> **TASK ITEM**:
Each entry below should be printed exactly, with every image left out.

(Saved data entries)
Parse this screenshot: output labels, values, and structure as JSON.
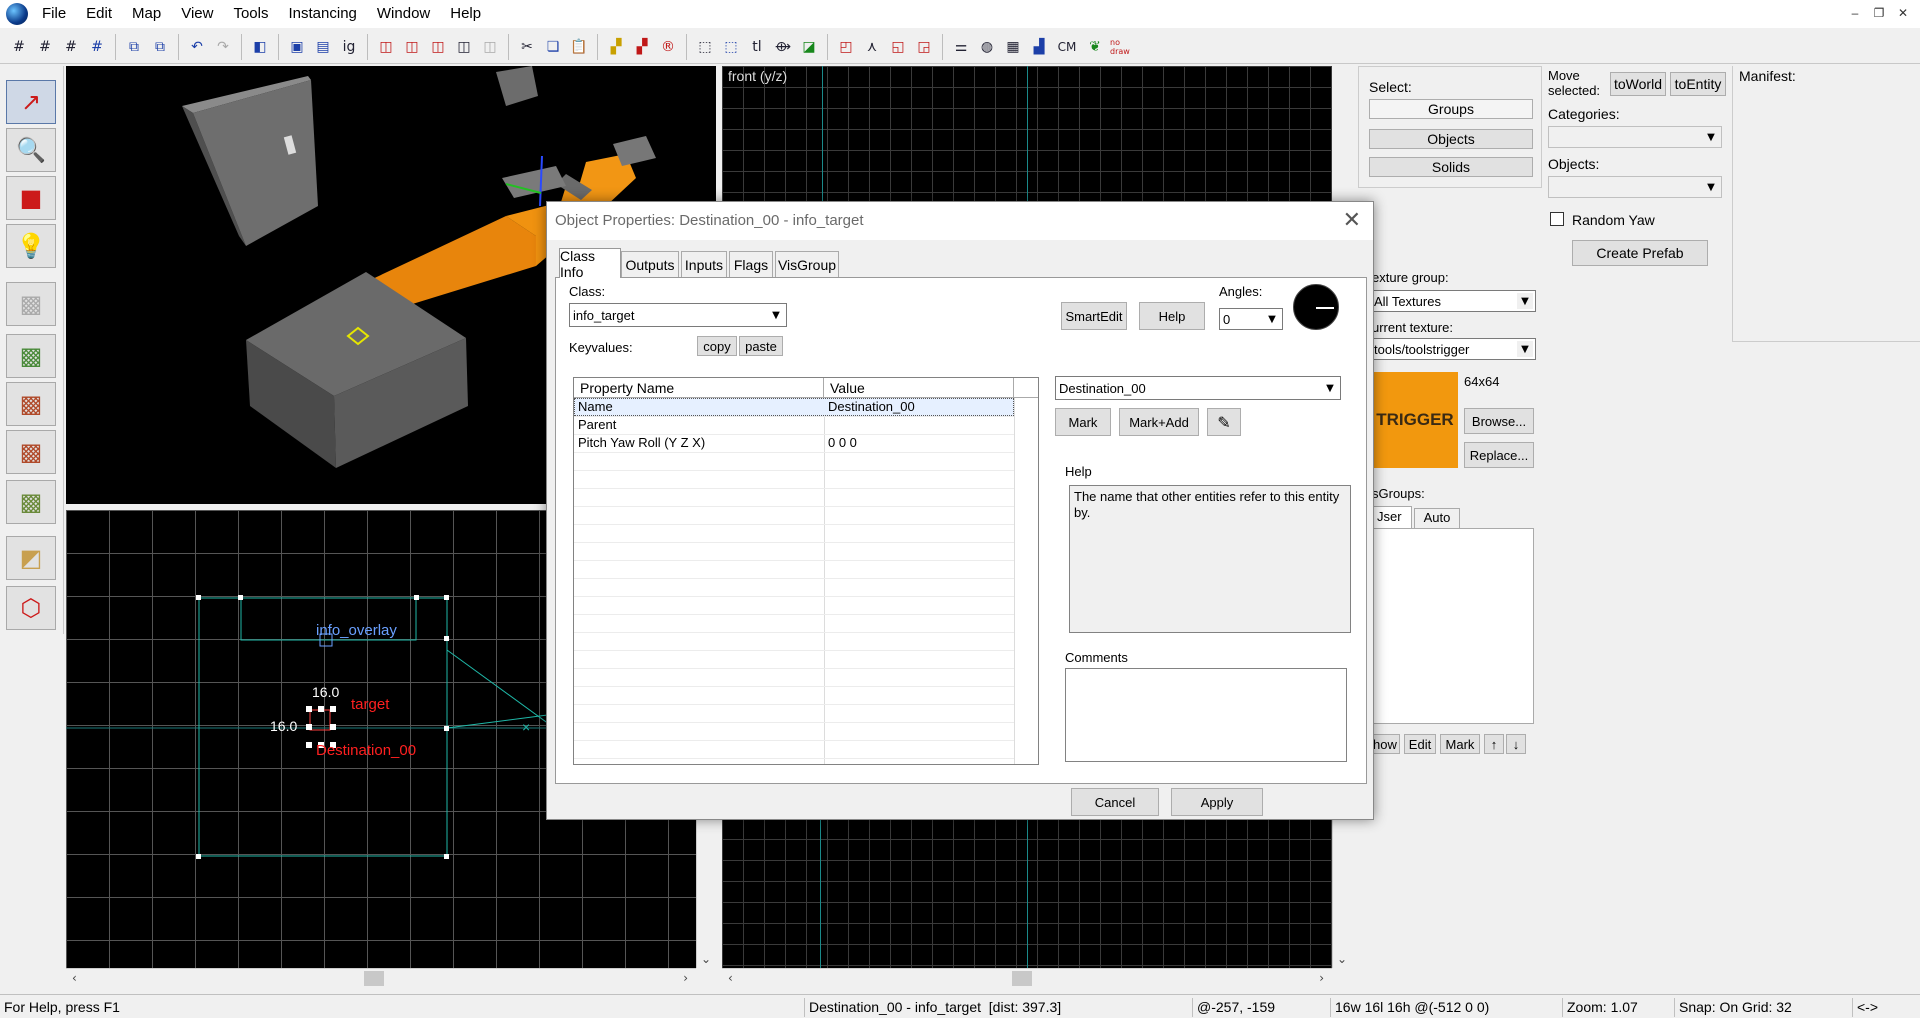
{
  "menubar": {
    "items": [
      "File",
      "Edit",
      "Map",
      "View",
      "Tools",
      "Instancing",
      "Window",
      "Help"
    ]
  },
  "toolbar": {
    "text_buttons": [
      "ig",
      "tl",
      "CM"
    ]
  },
  "viewports": {
    "front_label": "front (y/z)",
    "top_left_labels": {
      "overlay": "info_overlay",
      "entity_partial": "target",
      "entity_name": "Destination_00",
      "dim_top": "16.0",
      "dim_left": "16.0"
    }
  },
  "right_panel": {
    "select_label": "Select:",
    "groups": "Groups",
    "objects": "Objects",
    "solids": "Solids",
    "move_selected": "Move selected:",
    "to_world": "toWorld",
    "to_entity": "toEntity",
    "categories_label": "Categories:",
    "objects_label": "Objects:",
    "random_yaw": "Random Yaw",
    "create_prefab": "Create Prefab",
    "manifest": "Manifest:",
    "texture_group_label": "exture group:",
    "texture_group_value": "All Textures",
    "current_texture_label": "urrent texture:",
    "current_texture_value": "tools/toolstrigger",
    "texture_swatch_text": "TRIGGER",
    "texture_size": "64x64",
    "browse": "Browse...",
    "replace": "Replace...",
    "visgroups_label": "sGroups:",
    "tab_user": "Jser",
    "tab_auto": "Auto",
    "show": "how",
    "edit": "Edit",
    "mark": "Mark",
    "up": "↑",
    "down": "↓"
  },
  "dialog": {
    "title": "Object Properties: Destination_00 - info_target",
    "tabs": [
      "Class Info",
      "Outputs",
      "Inputs",
      "Flags",
      "VisGroup"
    ],
    "class_label": "Class:",
    "class_value": "info_target",
    "keyvalues_label": "Keyvalues:",
    "copy": "copy",
    "paste": "paste",
    "smartedit": "SmartEdit",
    "help_button": "Help",
    "angles_label": "Angles:",
    "angles_value": "0",
    "columns": [
      "Property Name",
      "Value"
    ],
    "rows": [
      {
        "name": "Name",
        "value": "Destination_00"
      },
      {
        "name": "Parent",
        "value": ""
      },
      {
        "name": "Pitch Yaw Roll (Y Z X)",
        "value": "0 0 0"
      }
    ],
    "value_editor": "Destination_00",
    "mark": "Mark",
    "mark_add": "Mark+Add",
    "help_label": "Help",
    "help_text": "The name that other entities refer to this entity by.",
    "comments_label": "Comments",
    "cancel": "Cancel",
    "apply": "Apply"
  },
  "statusbar": {
    "help": "For Help, press F1",
    "selection": "Destination_00 - info_target  [dist: 397.3]",
    "coords": "@-257, -159",
    "size": "16w 16l 16h @(-512 0 0)",
    "zoom": "Zoom: 1.07",
    "snap": "Snap: On Grid: 32",
    "arrows": "<->"
  },
  "colors": {
    "accent_orange": "#f0900a",
    "entity_red": "#ff2020",
    "overlay_blue": "#6aa0ff",
    "select_cyan": "#1fb8a8"
  }
}
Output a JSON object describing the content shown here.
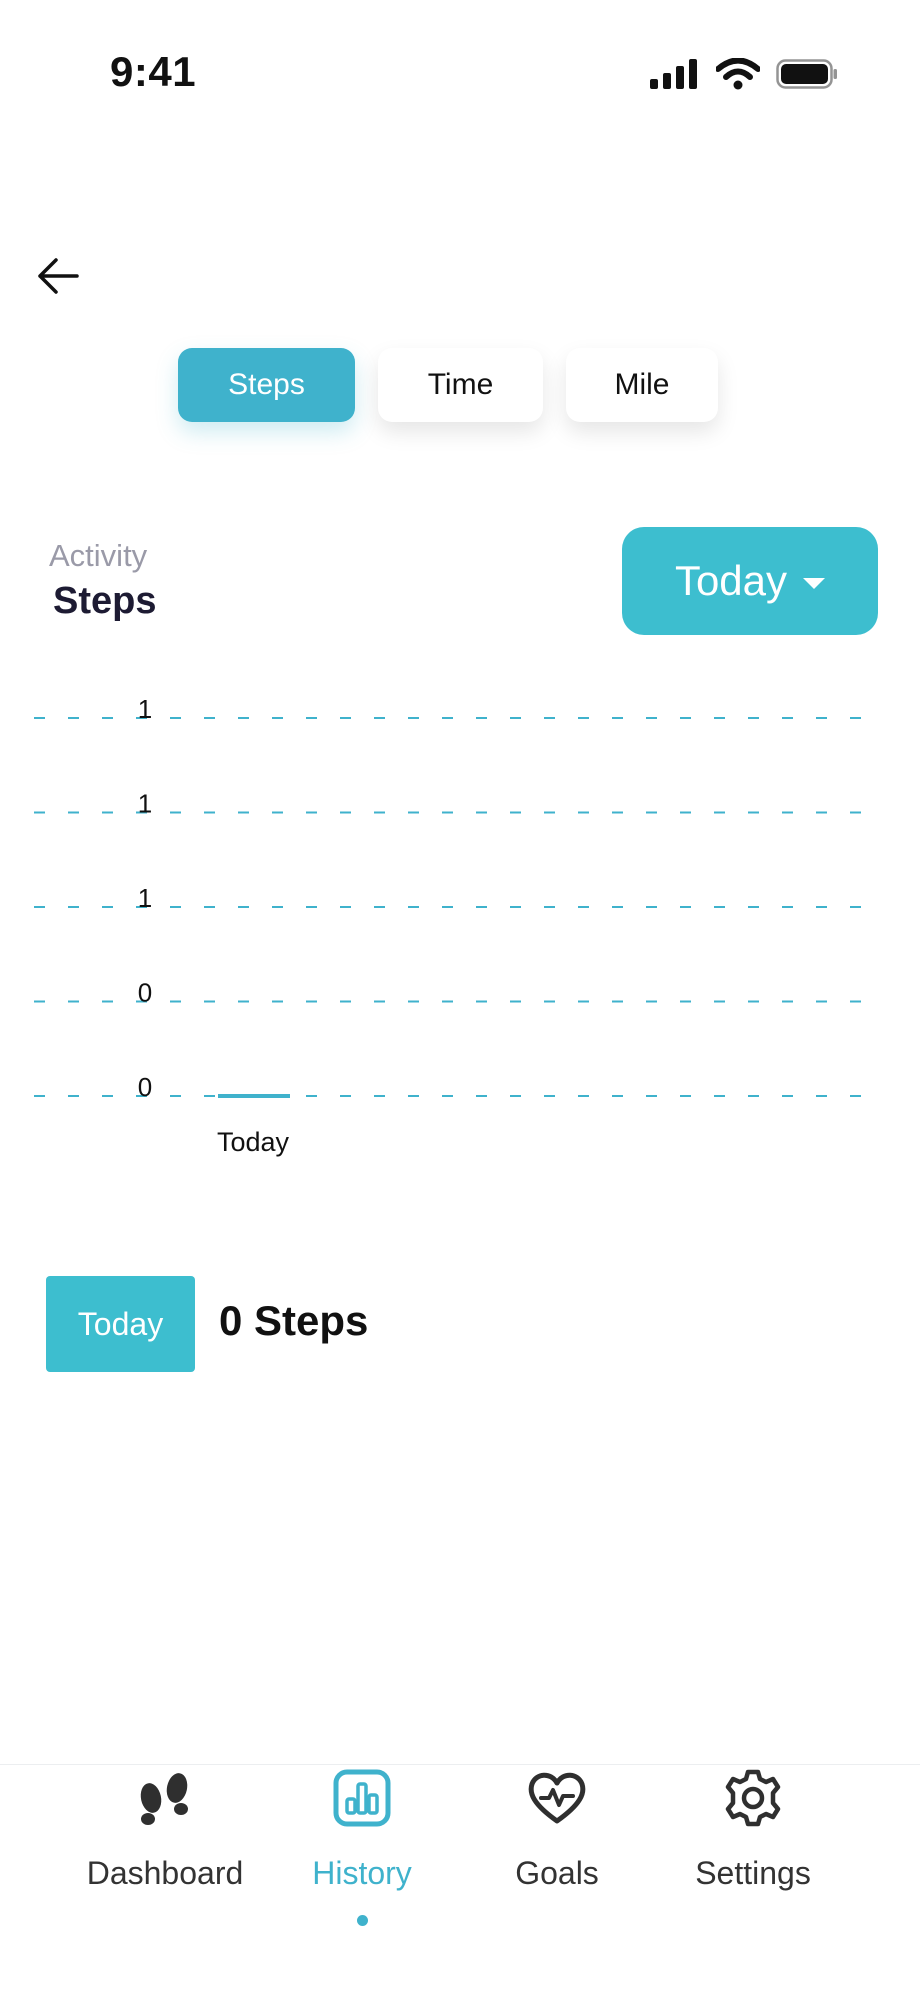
{
  "status_bar": {
    "time": "9:41",
    "icons": [
      "cellular-signal-icon",
      "wifi-icon",
      "battery-icon"
    ]
  },
  "header": {
    "back_icon": "back-arrow-icon"
  },
  "tabs": [
    {
      "label": "Steps",
      "active": true
    },
    {
      "label": "Time",
      "active": false
    },
    {
      "label": "Mile",
      "active": false
    }
  ],
  "activity": {
    "label": "Activity",
    "metric": "Steps"
  },
  "range_dropdown": {
    "selected": "Today",
    "icon": "caret-down-icon"
  },
  "chart_data": {
    "type": "bar",
    "categories": [
      "Today"
    ],
    "values": [
      0
    ],
    "ylim": [
      0,
      1
    ],
    "y_tick_labels": [
      "1",
      "1",
      "1",
      "0",
      "0"
    ],
    "grid": true,
    "grid_style": "dashed",
    "color": "#3fb2cc"
  },
  "summary": {
    "period": "Today",
    "value_text": "0 Steps"
  },
  "bottom_nav": [
    {
      "label": "Dashboard",
      "icon": "footprints-icon",
      "active": false
    },
    {
      "label": "History",
      "icon": "bar-chart-icon",
      "active": true
    },
    {
      "label": "Goals",
      "icon": "heart-pulse-icon",
      "active": false
    },
    {
      "label": "Settings",
      "icon": "gear-icon",
      "active": false
    }
  ],
  "colors": {
    "accent": "#3fb2cc",
    "accent_alt": "#3dbecf",
    "muted_text": "#9a9aa8",
    "title_text": "#1d1b33"
  }
}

> **RESPONSE**:
Parse this screenshot: output labels, values, and structure as JSON.
{
  "menubar": {
    "items": [
      "File",
      "Edit",
      "Map",
      "View",
      "Tools",
      "Instancing",
      "Window",
      "Help"
    ]
  },
  "toolbar": {
    "text_buttons": [
      "ig",
      "tl",
      "CM"
    ]
  },
  "viewports": {
    "front_label": "front (y/z)",
    "top_left_labels": {
      "overlay": "info_overlay",
      "entity_partial": "target",
      "entity_name": "Destination_00",
      "dim_top": "16.0",
      "dim_left": "16.0"
    }
  },
  "right_panel": {
    "select_label": "Select:",
    "groups": "Groups",
    "objects": "Objects",
    "solids": "Solids",
    "move_selected": "Move selected:",
    "to_world": "toWorld",
    "to_entity": "toEntity",
    "categories_label": "Categories:",
    "objects_label": "Objects:",
    "random_yaw": "Random Yaw",
    "create_prefab": "Create Prefab",
    "manifest": "Manifest:",
    "texture_group_label": "exture group:",
    "texture_group_value": "All Textures",
    "current_texture_label": "urrent texture:",
    "current_texture_value": "tools/toolstrigger",
    "texture_swatch_text": "TRIGGER",
    "texture_size": "64x64",
    "browse": "Browse...",
    "replace": "Replace...",
    "visgroups_label": "sGroups:",
    "tab_user": "Jser",
    "tab_auto": "Auto",
    "show": "how",
    "edit": "Edit",
    "mark": "Mark",
    "up": "↑",
    "down": "↓"
  },
  "dialog": {
    "title": "Object Properties: Destination_00 - info_target",
    "tabs": [
      "Class Info",
      "Outputs",
      "Inputs",
      "Flags",
      "VisGroup"
    ],
    "class_label": "Class:",
    "class_value": "info_target",
    "keyvalues_label": "Keyvalues:",
    "copy": "copy",
    "paste": "paste",
    "smartedit": "SmartEdit",
    "help_button": "Help",
    "angles_label": "Angles:",
    "angles_value": "0",
    "columns": [
      "Property Name",
      "Value"
    ],
    "rows": [
      {
        "name": "Name",
        "value": "Destination_00"
      },
      {
        "name": "Parent",
        "value": ""
      },
      {
        "name": "Pitch Yaw Roll (Y Z X)",
        "value": "0 0 0"
      }
    ],
    "value_editor": "Destination_00",
    "mark": "Mark",
    "mark_add": "Mark+Add",
    "help_label": "Help",
    "help_text": "The name that other entities refer to this entity by.",
    "comments_label": "Comments",
    "cancel": "Cancel",
    "apply": "Apply"
  },
  "statusbar": {
    "help": "For Help, press F1",
    "selection": "Destination_00 - info_target  [dist: 397.3]",
    "coords": "@-257, -159",
    "size": "16w 16l 16h @(-512 0 0)",
    "zoom": "Zoom: 1.07",
    "snap": "Snap: On Grid: 32",
    "arrows": "<->"
  },
  "colors": {
    "accent_orange": "#f0900a",
    "entity_red": "#ff2020",
    "overlay_blue": "#6aa0ff",
    "select_cyan": "#1fb8a8"
  }
}
Output a JSON object describing the content shown here.
{
  "status_bar": {
    "time": "9:41",
    "icons": [
      "cellular-signal-icon",
      "wifi-icon",
      "battery-icon"
    ]
  },
  "header": {
    "back_icon": "back-arrow-icon"
  },
  "tabs": [
    {
      "label": "Steps",
      "active": true
    },
    {
      "label": "Time",
      "active": false
    },
    {
      "label": "Mile",
      "active": false
    }
  ],
  "activity": {
    "label": "Activity",
    "metric": "Steps"
  },
  "range_dropdown": {
    "selected": "Today",
    "icon": "caret-down-icon"
  },
  "chart_data": {
    "type": "bar",
    "categories": [
      "Today"
    ],
    "values": [
      0
    ],
    "ylim": [
      0,
      1
    ],
    "y_tick_labels": [
      "1",
      "1",
      "1",
      "0",
      "0"
    ],
    "grid": true,
    "grid_style": "dashed",
    "color": "#3fb2cc"
  },
  "summary": {
    "period": "Today",
    "value_text": "0 Steps"
  },
  "bottom_nav": [
    {
      "label": "Dashboard",
      "icon": "footprints-icon",
      "active": false
    },
    {
      "label": "History",
      "icon": "bar-chart-icon",
      "active": true
    },
    {
      "label": "Goals",
      "icon": "heart-pulse-icon",
      "active": false
    },
    {
      "label": "Settings",
      "icon": "gear-icon",
      "active": false
    }
  ],
  "colors": {
    "accent": "#3fb2cc",
    "accent_alt": "#3dbecf",
    "muted_text": "#9a9aa8",
    "title_text": "#1d1b33"
  }
}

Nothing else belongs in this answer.